### Task instructions
The records must be repeated exactly and in their entirety.
————————
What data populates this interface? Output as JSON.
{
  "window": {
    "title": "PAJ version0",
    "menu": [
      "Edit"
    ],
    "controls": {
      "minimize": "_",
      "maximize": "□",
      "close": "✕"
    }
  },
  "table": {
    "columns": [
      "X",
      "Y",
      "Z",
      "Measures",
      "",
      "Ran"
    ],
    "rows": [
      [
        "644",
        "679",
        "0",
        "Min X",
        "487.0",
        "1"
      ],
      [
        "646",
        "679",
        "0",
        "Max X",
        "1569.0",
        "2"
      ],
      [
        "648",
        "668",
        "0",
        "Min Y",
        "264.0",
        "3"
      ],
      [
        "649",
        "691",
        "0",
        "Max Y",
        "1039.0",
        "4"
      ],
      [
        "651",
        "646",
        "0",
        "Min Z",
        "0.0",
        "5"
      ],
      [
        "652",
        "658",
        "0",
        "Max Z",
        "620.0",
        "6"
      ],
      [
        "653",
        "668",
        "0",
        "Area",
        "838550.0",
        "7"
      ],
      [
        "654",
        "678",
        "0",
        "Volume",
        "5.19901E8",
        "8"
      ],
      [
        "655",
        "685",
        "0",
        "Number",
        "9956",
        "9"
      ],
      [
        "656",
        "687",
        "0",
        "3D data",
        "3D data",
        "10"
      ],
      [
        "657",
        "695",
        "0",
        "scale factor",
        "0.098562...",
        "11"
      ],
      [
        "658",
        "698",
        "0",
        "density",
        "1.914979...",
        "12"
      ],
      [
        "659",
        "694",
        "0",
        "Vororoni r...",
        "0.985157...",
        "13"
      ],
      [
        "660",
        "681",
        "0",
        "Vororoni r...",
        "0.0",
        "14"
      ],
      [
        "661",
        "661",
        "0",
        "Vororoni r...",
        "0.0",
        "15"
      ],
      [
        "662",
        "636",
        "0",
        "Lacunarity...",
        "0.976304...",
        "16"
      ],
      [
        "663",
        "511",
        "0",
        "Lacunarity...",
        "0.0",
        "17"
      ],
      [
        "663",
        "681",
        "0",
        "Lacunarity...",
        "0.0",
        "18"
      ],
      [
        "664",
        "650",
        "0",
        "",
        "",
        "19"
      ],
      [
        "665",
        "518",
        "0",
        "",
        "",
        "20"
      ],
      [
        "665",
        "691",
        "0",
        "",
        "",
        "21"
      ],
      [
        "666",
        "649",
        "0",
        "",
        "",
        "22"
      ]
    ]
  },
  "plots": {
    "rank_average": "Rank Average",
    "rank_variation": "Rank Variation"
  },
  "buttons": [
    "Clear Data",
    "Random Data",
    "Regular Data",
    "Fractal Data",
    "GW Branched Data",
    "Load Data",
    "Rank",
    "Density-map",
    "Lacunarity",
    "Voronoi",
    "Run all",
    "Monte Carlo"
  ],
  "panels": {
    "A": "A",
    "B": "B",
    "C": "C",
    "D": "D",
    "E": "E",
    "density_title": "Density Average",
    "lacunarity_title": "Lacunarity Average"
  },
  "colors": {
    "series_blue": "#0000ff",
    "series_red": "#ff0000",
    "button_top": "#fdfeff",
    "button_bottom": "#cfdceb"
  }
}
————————
### Answer to this exercise
What data populates this interface? Output as JSON.
{
  "window": {
    "title": "PAJ version0",
    "menu": [
      "Edit"
    ],
    "controls": {
      "minimize": "_",
      "maximize": "□",
      "close": "✕"
    }
  },
  "table": {
    "columns": [
      "X",
      "Y",
      "Z",
      "Measures",
      "",
      "Ran"
    ],
    "rows": [
      [
        "644",
        "679",
        "0",
        "Min X",
        "487.0",
        "1"
      ],
      [
        "646",
        "679",
        "0",
        "Max X",
        "1569.0",
        "2"
      ],
      [
        "648",
        "668",
        "0",
        "Min Y",
        "264.0",
        "3"
      ],
      [
        "649",
        "691",
        "0",
        "Max Y",
        "1039.0",
        "4"
      ],
      [
        "651",
        "646",
        "0",
        "Min Z",
        "0.0",
        "5"
      ],
      [
        "652",
        "658",
        "0",
        "Max Z",
        "620.0",
        "6"
      ],
      [
        "653",
        "668",
        "0",
        "Area",
        "838550.0",
        "7"
      ],
      [
        "654",
        "678",
        "0",
        "Volume",
        "5.19901E8",
        "8"
      ],
      [
        "655",
        "685",
        "0",
        "Number",
        "9956",
        "9"
      ],
      [
        "656",
        "687",
        "0",
        "3D data",
        "3D data",
        "10"
      ],
      [
        "657",
        "695",
        "0",
        "scale factor",
        "0.098562...",
        "11"
      ],
      [
        "658",
        "698",
        "0",
        "density",
        "1.914979...",
        "12"
      ],
      [
        "659",
        "694",
        "0",
        "Vororoni r...",
        "0.985157...",
        "13"
      ],
      [
        "660",
        "681",
        "0",
        "Vororoni r...",
        "0.0",
        "14"
      ],
      [
        "661",
        "661",
        "0",
        "Vororoni r...",
        "0.0",
        "15"
      ],
      [
        "662",
        "636",
        "0",
        "Lacunarity...",
        "0.976304...",
        "16"
      ],
      [
        "663",
        "511",
        "0",
        "Lacunarity...",
        "0.0",
        "17"
      ],
      [
        "663",
        "681",
        "0",
        "Lacunarity...",
        "0.0",
        "18"
      ],
      [
        "664",
        "650",
        "0",
        "",
        "",
        "19"
      ],
      [
        "665",
        "518",
        "0",
        "",
        "",
        "20"
      ],
      [
        "665",
        "691",
        "0",
        "",
        "",
        "21"
      ],
      [
        "666",
        "649",
        "0",
        "",
        "",
        "22"
      ]
    ]
  },
  "plots": {
    "rank_average": "Rank Average",
    "rank_variation": "Rank Variation"
  },
  "buttons": [
    "Clear Data",
    "Random Data",
    "Regular Data",
    "Fractal Data",
    "GW Branched Data",
    "Load Data",
    "Rank",
    "Density-map",
    "Lacunarity",
    "Voronoi",
    "Run all",
    "Monte Carlo"
  ],
  "panels": {
    "A": "A",
    "B": "B",
    "C": "C",
    "D": "D",
    "E": "E",
    "density_title": "Density Average",
    "lacunarity_title": "Lacunarity Average"
  },
  "colors": {
    "series_blue": "#0000ff",
    "series_red": "#ff0000",
    "button_top": "#fdfeff",
    "button_bottom": "#cfdceb"
  }
}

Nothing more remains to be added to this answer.